In Germany the word for coat-of-arms is "WAPPEN".
Since I'm using the Hein name, let me continue with this surname as I continue to explain research for a family's coat-of-arms.
Some of the information from Halbert's, hold good data about the surname which is, of course, a person's "primary source". Surnames are what are handed down from generation to generation. It is what tells us that we are from a particular family. If the surname is not of English origin, then we must discover is Polish, Russian.... German...., and, if the name means anything when translated which might indicate our ancestors occupation or a location or something personal about an ancestor who had red hair (an example)..... Some names are "patronymical" which means we are descendants of particular person. A name which would be more familiar to you would be MacDonald, son of Donald.
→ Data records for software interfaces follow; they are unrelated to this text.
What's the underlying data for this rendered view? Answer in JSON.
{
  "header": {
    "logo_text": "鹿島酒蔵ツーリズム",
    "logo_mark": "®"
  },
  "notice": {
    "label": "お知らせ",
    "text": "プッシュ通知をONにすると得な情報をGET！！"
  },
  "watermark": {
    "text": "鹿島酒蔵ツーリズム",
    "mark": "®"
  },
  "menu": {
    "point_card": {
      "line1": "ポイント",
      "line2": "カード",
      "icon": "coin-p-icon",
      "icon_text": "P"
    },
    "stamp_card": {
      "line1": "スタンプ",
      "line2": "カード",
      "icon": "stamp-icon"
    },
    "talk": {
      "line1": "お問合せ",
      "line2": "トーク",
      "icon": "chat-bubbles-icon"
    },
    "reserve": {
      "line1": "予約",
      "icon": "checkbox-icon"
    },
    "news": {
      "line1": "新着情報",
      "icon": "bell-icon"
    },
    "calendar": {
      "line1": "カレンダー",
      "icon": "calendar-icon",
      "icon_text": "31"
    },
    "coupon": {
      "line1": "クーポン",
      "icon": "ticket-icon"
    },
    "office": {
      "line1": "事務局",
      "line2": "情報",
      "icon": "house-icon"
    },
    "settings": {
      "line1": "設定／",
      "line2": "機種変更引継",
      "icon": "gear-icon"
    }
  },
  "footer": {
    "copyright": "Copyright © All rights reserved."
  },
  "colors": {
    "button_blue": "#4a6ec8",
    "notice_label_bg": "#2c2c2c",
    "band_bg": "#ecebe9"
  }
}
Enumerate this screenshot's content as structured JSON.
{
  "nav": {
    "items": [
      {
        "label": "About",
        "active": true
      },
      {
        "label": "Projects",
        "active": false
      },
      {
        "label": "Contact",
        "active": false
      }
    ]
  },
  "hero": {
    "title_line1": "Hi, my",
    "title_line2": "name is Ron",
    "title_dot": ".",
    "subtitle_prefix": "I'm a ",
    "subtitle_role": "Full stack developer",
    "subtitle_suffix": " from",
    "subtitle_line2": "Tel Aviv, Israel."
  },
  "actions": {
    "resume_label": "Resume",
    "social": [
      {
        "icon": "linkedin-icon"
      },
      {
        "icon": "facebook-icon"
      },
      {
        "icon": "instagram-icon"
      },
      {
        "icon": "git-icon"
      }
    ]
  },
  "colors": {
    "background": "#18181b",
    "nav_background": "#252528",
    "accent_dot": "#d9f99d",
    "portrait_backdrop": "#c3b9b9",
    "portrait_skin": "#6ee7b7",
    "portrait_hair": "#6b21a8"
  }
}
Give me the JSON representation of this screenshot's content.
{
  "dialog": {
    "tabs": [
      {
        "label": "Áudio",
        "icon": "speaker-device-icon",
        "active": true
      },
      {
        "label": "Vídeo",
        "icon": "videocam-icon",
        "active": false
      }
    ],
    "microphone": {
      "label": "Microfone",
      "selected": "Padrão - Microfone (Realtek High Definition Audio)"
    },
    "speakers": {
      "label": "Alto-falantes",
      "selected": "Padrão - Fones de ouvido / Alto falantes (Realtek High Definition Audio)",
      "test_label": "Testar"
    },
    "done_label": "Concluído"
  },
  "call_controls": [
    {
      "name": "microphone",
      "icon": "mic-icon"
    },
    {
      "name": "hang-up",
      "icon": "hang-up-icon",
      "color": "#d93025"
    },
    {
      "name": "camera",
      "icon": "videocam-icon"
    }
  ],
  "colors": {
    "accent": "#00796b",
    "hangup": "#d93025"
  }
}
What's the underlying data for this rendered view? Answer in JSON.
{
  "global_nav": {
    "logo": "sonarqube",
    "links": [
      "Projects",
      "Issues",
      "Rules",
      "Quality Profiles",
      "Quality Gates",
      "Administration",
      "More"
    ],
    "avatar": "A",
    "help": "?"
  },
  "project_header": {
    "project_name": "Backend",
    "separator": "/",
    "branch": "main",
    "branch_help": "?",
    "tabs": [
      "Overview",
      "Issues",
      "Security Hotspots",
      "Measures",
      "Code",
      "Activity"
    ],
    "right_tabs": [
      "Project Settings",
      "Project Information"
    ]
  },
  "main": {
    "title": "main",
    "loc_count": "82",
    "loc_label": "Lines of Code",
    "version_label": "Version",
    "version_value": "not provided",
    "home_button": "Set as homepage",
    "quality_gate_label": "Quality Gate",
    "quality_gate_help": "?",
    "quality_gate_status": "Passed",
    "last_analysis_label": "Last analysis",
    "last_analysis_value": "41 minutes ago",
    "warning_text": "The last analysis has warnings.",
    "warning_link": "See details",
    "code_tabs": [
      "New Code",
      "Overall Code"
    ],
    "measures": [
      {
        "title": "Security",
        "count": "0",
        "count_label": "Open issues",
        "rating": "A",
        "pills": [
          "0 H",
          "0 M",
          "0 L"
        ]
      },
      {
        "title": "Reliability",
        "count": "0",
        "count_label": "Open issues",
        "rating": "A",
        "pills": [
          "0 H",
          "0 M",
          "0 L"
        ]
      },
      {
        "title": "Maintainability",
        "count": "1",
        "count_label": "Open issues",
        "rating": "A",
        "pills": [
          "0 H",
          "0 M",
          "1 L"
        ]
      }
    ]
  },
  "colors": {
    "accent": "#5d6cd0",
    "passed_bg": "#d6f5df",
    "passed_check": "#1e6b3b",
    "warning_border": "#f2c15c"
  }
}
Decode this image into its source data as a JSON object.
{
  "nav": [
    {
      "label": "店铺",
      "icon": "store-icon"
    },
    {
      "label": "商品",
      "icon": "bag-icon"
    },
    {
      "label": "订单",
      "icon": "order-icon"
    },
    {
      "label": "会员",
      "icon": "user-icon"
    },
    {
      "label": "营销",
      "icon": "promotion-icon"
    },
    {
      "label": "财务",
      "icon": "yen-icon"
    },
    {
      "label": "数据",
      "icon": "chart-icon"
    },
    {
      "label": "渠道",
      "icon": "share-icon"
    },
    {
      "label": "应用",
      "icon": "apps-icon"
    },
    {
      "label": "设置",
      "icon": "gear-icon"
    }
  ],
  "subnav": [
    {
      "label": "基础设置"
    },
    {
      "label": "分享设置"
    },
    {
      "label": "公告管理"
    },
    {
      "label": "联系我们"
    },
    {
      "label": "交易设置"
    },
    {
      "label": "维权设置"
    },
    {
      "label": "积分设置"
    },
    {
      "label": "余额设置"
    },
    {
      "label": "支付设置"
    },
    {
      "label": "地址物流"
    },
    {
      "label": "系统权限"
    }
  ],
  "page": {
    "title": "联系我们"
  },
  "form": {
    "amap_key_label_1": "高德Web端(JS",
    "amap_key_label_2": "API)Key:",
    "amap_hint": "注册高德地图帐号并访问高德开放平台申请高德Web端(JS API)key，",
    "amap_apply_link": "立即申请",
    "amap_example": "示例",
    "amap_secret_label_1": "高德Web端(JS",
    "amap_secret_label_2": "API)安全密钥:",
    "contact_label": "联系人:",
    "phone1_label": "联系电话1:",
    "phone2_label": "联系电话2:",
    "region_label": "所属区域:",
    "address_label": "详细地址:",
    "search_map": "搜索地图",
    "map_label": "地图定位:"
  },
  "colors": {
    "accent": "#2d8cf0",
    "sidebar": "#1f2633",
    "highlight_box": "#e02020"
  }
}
Hein is the latter, a "patronymical". Of course, there may be more than one Hein. For examples here is a list:
The reason I showed the people with the Hein name above, is: These people had descendants who carried on the name. Remember, this is a "patronymical" surname. So, it may be possible that my Hein ancestor took on this name because they were descendants of one of the men above. So, how do we go about discovering if my Hein is linked to one of the men above? Find out what you can about your own ancestry and carried the family back as far as you can. Find out what you can about the Hein men mentioned above and see if there is any records of their descendants. If you're lucky, the two were link at some point in time. More likely than not, because of the lack of records you may fall short and what remains are the so-called "missing links".
With missing links for my Hein family and probably your own, where do we continue our research?
Many times, the name can even disclose a family's religious origin. However, the name Hein stretches across the religious tapestry. There are Heins found to be Jewish, Catholic, Lutheran, Russian Orthodox, Memmonite and a few Baptists before the year 1900. Perhaps this explains the variety of spellings: Hein, Heine, Heino, Heinoe, Heinos, Heinoes, Heijn, Heyn, Heyne, Heins..... Added to this are the families connected to the Hein as relatives or are people who worked for a Hein. They are: Heinfrid, Heinrich, Heinhard, Heinman... Heynmann... If a person sees the name Heinsius, this is the Latin form of Heins / Hein. The German translation of Hein is "young estate owner". Heinman would mean Hein's man, or a man who worked for Hein. The Hebrew word is Chajim. The "C" is dropped and becomes Hajim or Heim which was often changed to Hein. Hein is different than Heim which means "home". Sometimes Hein is spelled Hehn which differs from Hahn which means "rooster". The name Heintz has a twist. It means a Hein who's estate is hedged.
Sometimes, a family name was taken from the mother's first name. One was Hannah which became Hahnman. If from the father, Hann is Johnan or Hanne is Johannes. This gives the name a completely different meaning.
Sometimes, letters are interchangeable.
B and V
D and T
Y and J and I
F and P
V and W
F and V
C [hard] and K
Ch and Sh; in Russia there isn't a letter for "H" and was often written as "X" so Hein = Chein = Xein
S and C [soft] and Z
Our own names are very personal and touches each of us one way or another. It is up to you to discover which branch of Heino [the root word] your family has descended.